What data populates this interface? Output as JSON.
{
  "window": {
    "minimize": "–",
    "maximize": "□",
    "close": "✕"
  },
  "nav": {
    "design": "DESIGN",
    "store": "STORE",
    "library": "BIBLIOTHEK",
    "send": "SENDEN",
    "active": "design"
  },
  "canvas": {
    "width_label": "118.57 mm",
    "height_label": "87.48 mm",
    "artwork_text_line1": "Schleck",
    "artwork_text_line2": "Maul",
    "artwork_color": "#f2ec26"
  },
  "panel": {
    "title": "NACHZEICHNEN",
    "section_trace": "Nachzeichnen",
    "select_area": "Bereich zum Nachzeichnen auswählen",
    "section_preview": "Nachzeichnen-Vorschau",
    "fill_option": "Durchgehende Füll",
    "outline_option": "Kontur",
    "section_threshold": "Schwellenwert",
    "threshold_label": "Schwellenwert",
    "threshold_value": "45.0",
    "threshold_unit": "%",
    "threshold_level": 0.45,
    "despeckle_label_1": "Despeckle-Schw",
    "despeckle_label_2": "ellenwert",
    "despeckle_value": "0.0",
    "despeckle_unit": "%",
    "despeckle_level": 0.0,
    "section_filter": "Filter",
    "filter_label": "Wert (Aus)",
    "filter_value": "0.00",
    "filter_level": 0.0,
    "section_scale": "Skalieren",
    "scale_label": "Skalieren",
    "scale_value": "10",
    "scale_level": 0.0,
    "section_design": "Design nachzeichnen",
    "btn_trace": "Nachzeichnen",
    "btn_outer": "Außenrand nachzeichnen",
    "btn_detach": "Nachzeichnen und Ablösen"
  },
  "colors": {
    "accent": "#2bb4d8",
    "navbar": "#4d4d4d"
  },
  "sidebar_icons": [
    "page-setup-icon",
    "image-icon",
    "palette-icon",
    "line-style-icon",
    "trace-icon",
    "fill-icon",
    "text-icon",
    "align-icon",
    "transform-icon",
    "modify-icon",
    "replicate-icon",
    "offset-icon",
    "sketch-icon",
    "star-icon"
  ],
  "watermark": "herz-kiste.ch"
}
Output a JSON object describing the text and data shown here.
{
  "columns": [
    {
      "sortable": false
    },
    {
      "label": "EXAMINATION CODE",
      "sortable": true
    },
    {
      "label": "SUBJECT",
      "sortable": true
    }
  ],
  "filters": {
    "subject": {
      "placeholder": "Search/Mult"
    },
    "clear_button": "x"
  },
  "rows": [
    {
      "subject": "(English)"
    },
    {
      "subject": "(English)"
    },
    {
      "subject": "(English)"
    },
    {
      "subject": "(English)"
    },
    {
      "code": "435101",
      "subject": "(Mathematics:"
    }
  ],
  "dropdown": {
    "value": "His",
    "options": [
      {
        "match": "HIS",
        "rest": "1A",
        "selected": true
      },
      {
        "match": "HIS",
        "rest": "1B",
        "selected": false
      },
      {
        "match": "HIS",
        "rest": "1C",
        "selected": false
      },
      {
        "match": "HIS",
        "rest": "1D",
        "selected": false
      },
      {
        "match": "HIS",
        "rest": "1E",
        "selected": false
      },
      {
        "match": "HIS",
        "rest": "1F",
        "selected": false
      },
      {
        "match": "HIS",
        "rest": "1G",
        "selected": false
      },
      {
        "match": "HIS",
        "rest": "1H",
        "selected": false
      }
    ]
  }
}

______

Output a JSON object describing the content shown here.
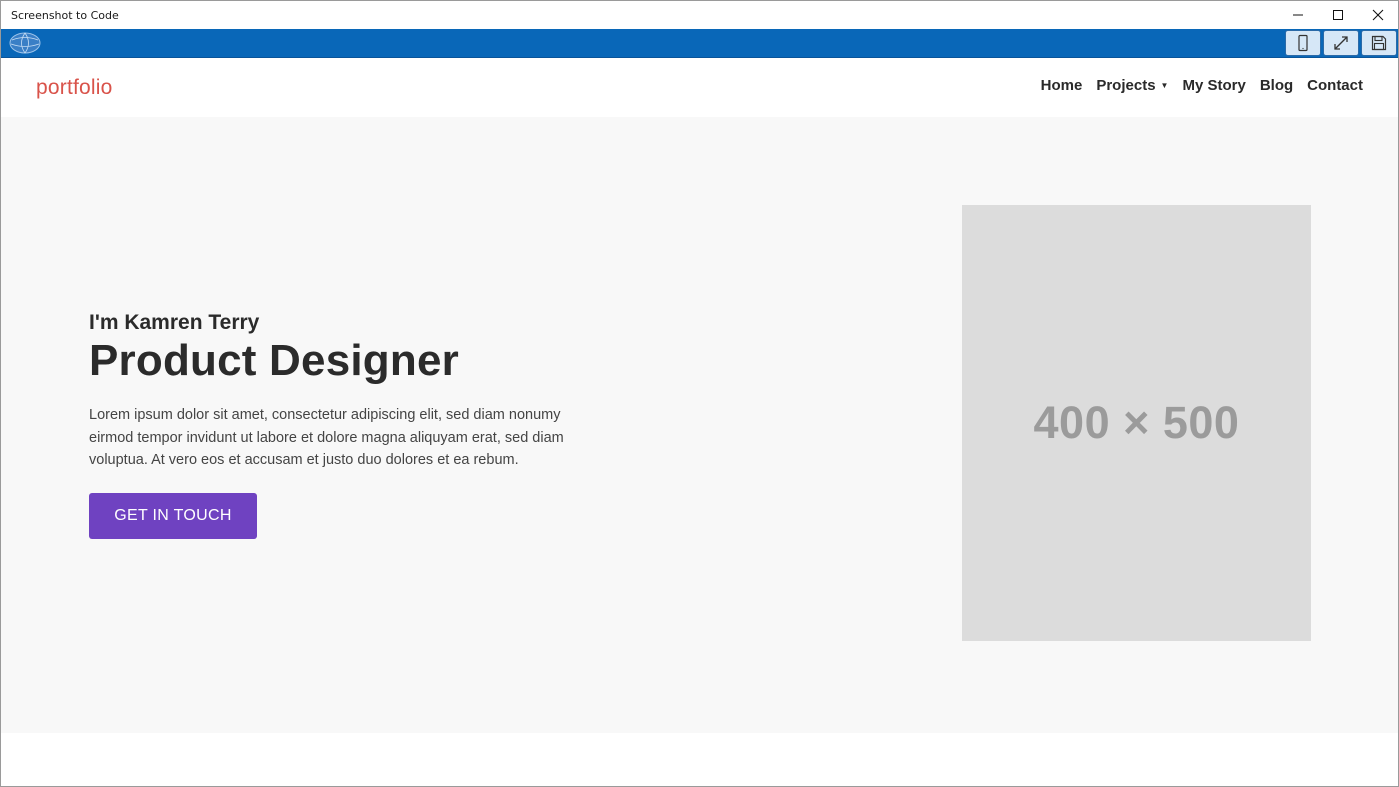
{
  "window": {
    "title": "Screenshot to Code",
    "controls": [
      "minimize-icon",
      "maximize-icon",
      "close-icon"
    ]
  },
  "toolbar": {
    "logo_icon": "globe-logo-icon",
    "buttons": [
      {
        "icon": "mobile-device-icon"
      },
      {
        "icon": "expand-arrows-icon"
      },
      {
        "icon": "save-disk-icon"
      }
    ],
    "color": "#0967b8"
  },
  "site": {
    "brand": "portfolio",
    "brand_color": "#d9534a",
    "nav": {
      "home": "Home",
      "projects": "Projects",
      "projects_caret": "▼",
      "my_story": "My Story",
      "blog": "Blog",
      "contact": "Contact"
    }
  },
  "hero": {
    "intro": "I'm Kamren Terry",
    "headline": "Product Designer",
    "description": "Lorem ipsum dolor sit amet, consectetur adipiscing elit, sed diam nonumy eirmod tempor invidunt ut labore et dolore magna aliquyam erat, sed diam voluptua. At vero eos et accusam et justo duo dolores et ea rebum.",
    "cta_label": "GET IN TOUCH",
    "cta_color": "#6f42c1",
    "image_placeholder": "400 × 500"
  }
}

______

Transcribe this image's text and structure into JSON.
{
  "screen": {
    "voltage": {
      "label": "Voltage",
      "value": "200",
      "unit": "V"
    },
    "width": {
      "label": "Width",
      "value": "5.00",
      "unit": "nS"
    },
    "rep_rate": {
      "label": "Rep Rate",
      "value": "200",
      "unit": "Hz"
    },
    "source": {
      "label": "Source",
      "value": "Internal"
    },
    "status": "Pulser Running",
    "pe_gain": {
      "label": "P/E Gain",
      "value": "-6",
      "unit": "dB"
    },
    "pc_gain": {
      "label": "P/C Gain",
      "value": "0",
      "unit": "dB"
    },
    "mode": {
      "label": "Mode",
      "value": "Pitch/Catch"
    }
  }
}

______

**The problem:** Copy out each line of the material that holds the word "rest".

**Answer to the problem:**
        "rest": "1A",
        "rest": "1B",
        "rest": "1C",
        "rest": "1D",
        "rest": "1E",
        "rest": "1F",
        "rest": "1G",
        "rest": "1H",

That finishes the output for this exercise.